“We started using micro surfacing in the late 1990s. We saw success with it, and we're at a point in our program that we're very comfortable with it and feel it's a lasting tool for us,” says Jay Norris, special projects engineer for Tennessee DOT (TDOT). Norris says that TDOT also uses chip seal, crack treatment, shoulder sealing, and single-joint stabilization as part of its preservation program.
The agency's Chief Engineer, Paul Degges, began to devote 10% of TDOT's $100 million state route budget to pavement preservation processes in 2007. In that first year, the department rehabilitated 900 of the state's 1,500 state highway lane-miles with asphalt paving; the other 600 miles received preservation treatments. “We treated 40% of our total lane-miles using just 10% of the budget. We saw a huge benefit in that,” Norris says.
If a lane-mile is approximately 7,040 square yards, and preservation treatment costs $2 to $3/square yard, the cost to preserve one lane-mile is between $14,000 and $21,000. TDOT was able to treat 600 lane-miles at a cost between $8.5 and $12.7 million. Rehabilitation costs between $12 and $16/square yard. The cost to rehabilitate one lane-mile is $85,000 to $113,000, bringing TDOT's cost to rehabilitate 900 lane miles to between $75 and $101 million each year.
TDOT treated 1,500 lane-miles total with preservation and rehabilitation applications. If the agency had ignored pavement preservation, and had instead devoted its annual state highway budget to rehabilitation, it would have only been able to treat an additional 100 lane-miles, for a total of 1,000 lane-miles for the year.
By consistently devoting money to pavement preservation each year, agencies are able to maintain four to five times the amount of lane-miles than they can if they only try to rehabilitate the worst roads.
“If you don't take care of your roads through pavement preservation, you'll have a lot of roads that are in good shape and a lot of roads that are in bad shape. There's no middle. Over time, that will hurt you,” says Norris. “Pavement preservation helps to move a lot of roads into the middle. Everything moves up to a fair-to-good condition that way.

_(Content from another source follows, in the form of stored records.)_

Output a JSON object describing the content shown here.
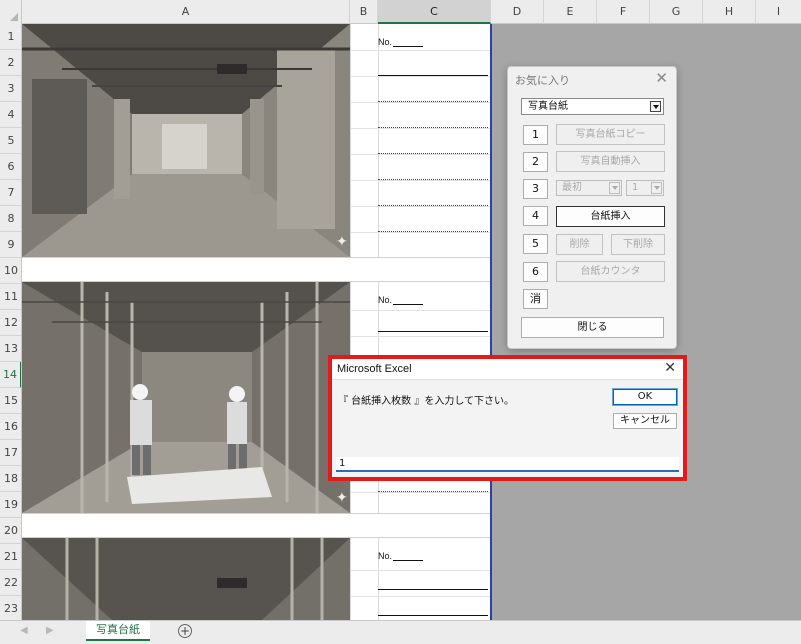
{
  "columns": [
    "A",
    "B",
    "C",
    "D",
    "E",
    "F",
    "G",
    "H",
    "I"
  ],
  "rows": [
    "1",
    "2",
    "3",
    "4",
    "5",
    "6",
    "7",
    "8",
    "9",
    "10",
    "11",
    "12",
    "13",
    "14",
    "15",
    "16",
    "17",
    "18",
    "19",
    "20",
    "21",
    "22",
    "23"
  ],
  "active_row": "14",
  "sheet_cells": {
    "no_label_1": "No.",
    "no_label_2": "No.",
    "no_label_3": "No."
  },
  "favorites_panel": {
    "title": "お気に入り",
    "close_glyph": "✕",
    "selected_template": "写真台紙",
    "buttons": [
      {
        "num": "1",
        "label": "写真台紙コピー",
        "enabled": false
      },
      {
        "num": "2",
        "label": "写真自動挿入",
        "enabled": false
      },
      {
        "num": "3",
        "select_a": "最初",
        "select_b": "1",
        "enabled": false
      },
      {
        "num": "4",
        "label": "台紙挿入",
        "enabled": true
      },
      {
        "num": "5",
        "label_a": "削除",
        "label_b": "下削除",
        "enabled": false
      },
      {
        "num": "6",
        "label": "台紙カウンタ",
        "enabled": false
      }
    ],
    "erase_label": "消",
    "close_label": "閉じる"
  },
  "dialog": {
    "title": "Microsoft Excel",
    "close_glyph": "✕",
    "prompt": "『 台紙挿入枚数 』を入力して下さい。",
    "ok_label": "OK",
    "cancel_label": "キャンセル",
    "input_value": "1"
  },
  "tabbar": {
    "prev_glyph": "◀",
    "next_glyph": "▶",
    "sheet_tab": "写真台紙",
    "add_glyph": "+"
  },
  "colors": {
    "excel_green": "#217346",
    "highlight_red": "#e31a1a",
    "print_border_blue": "#2b3fb5"
  }
}
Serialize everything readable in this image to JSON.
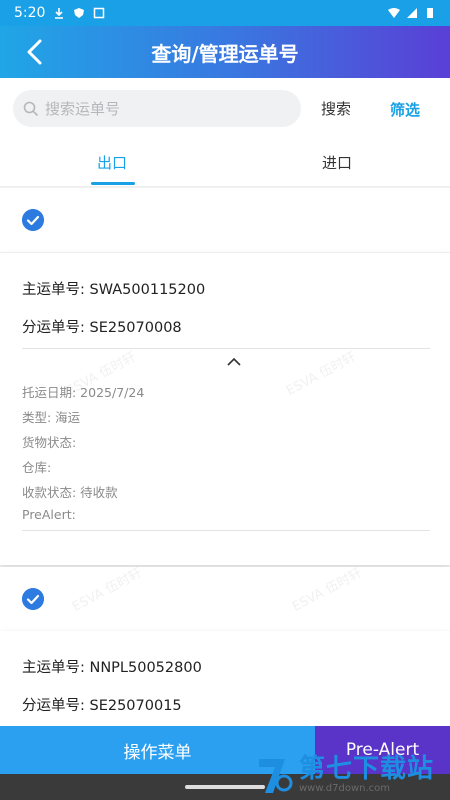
{
  "status_bar": {
    "time": "5:20"
  },
  "nav": {
    "title": "查询/管理运单号"
  },
  "search": {
    "placeholder": "搜索运单号",
    "search_label": "搜索",
    "filter_label": "筛选"
  },
  "tabs": [
    {
      "label": "出口",
      "active": true
    },
    {
      "label": "进口",
      "active": false
    }
  ],
  "cards": [
    {
      "master_no": "主运单号: SWA500115200",
      "sub_no": "分运单号: SE25070008",
      "details": [
        "托运日期: 2025/7/24",
        "类型: 海运",
        "货物状态:",
        "仓库:",
        "收款状态: 待收款",
        "PreAlert:"
      ]
    },
    {
      "master_no": "主运单号: NNPL50052800",
      "sub_no": "分运单号: SE25070015"
    }
  ],
  "watermark": "ESVA 伍时轩",
  "bottom": {
    "menu_label": "操作菜单",
    "prealert_label": "Pre-Alert"
  },
  "logo": {
    "name": "第七下载站",
    "url": "www.d7down.com"
  },
  "colors": {
    "accent": "#1aa0e6",
    "check": "#2d7be0",
    "menu_btn": "#2b9ff0",
    "prealert_btn": "#5a33c8"
  }
}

We want to keep as many roads as possible in good condition.”
Kent County, Mich., has used micro surfacing for more than 15 years. By the mid-2000s, which were peak years for the agency's budgets, the county devoted more of its budget to pavement preservation than to reactionary maintenance.
“We did it because we had the money,” says Jerry Byrne, director of maintenance and local construction. “Right now our budget is the same as it was in 1998, but the price of oil has gone up. Even though we're having to be more reactionary because of budget cuts and the price of oil, we still are trying to get in at least 30% pavement preservation. And, as our budget increases over time, we will go back to doing more preservation.”
Byrne says that while pavement preservation's budget-stretching abilities allowed the county to increase its use of the tool, it was the residents themselves that also directed the agency's decision. “We could cover more square yards of road for the money with micro surfacing than with anything else except chip seal, and residents were happier with micro surfacing,” he says, explaining that thin overlays like chip seal sometimes cause problems with manholes, drains, and driveways. “We get a nicer product for the money.”
Residents benefit from time savings, as well. A road can be open to traffic within an hour, and a project completed by the end of the day. For projects within subdivisions, Kent County devotes 80% of its budget to micro surfacing treatments.